New Oklahoma Medical Marijuana Requirements Causing Some Confusion

Tuesday, September 3rd 2019, 7:37 pm
By: Erick Payne

All medical marijuana businesses are now required to submit a certificate of compliance, which is part of new regulations that started over the holiday weekend.

But, many business owners say the're confused over how they get those certificates signed.

We've heard from medical marijuana businesses across the state as well as lawyers specializing in the industry. They say there's been no communication from the state on how to implement the new rule.

There is the two-page form that business owners will need to send into the Oklahoma Medical Marijuana Authority each year to renew their license - or to apply for the first time. It outlines several codes that must be met, like electricity, plumbing, waste and safety.

The issue so far has been how these forms get signed by counties and cities. Tulsa County has a new plan in place.

"For Tulsa County, we are concerned with unincorporated businesses. If you're in a city jurisdiction you need to go to the city's inspection office or whatever protocol they have in place," Tulsa County Communications Manager Devin Egan said.

Related Story: New Medical Marijuana Regulations Set To Take Effect In September 2019 

Egan says you'll come into the inspections office and pay $100 fee. That's for inspectors to visit your property the following day to verify you're up to code.

"So this is a brand new process, and every business will have to go through this once a year," Egan said.

One Tulsa lawyer specializing in the state's medical marijuana industry says a lack of communication has some local governments scrambling on how to handle these new certificates.

One business owner says he's only got a few days left to figure out how to comply.

Egan says as the word gets out here, they're expecting to help more people in Tulsa County.

"This is the first wave for sure.
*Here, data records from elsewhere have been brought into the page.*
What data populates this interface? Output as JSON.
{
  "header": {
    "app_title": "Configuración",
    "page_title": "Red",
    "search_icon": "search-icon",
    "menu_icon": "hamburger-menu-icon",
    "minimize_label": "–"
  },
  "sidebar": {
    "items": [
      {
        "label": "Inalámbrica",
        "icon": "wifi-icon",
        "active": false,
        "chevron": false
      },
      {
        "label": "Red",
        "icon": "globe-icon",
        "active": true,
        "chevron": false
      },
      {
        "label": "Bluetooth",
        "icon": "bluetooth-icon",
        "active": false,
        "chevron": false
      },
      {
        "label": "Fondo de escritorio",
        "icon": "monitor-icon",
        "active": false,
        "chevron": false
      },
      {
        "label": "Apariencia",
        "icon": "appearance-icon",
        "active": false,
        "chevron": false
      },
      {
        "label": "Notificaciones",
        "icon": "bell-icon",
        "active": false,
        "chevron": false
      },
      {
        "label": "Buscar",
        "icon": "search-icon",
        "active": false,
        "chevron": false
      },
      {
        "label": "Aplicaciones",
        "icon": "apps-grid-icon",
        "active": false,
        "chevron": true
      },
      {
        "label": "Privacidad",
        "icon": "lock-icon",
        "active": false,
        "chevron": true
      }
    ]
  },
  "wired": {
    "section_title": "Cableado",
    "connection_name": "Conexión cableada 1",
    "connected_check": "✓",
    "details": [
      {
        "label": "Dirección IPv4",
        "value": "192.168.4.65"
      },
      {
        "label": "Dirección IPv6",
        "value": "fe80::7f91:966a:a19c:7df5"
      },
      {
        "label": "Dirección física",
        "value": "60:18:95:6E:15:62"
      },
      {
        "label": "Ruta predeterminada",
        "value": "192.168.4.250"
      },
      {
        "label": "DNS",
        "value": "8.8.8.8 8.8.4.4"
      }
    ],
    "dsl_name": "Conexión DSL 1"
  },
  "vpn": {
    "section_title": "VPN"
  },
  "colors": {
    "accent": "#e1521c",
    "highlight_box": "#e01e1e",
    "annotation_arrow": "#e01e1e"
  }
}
I think we've had a couple people in today already, but we do anticipate probably seeing more as people start to understand what the process is," Egan said.

Even more regulations are set to take effect September 14th.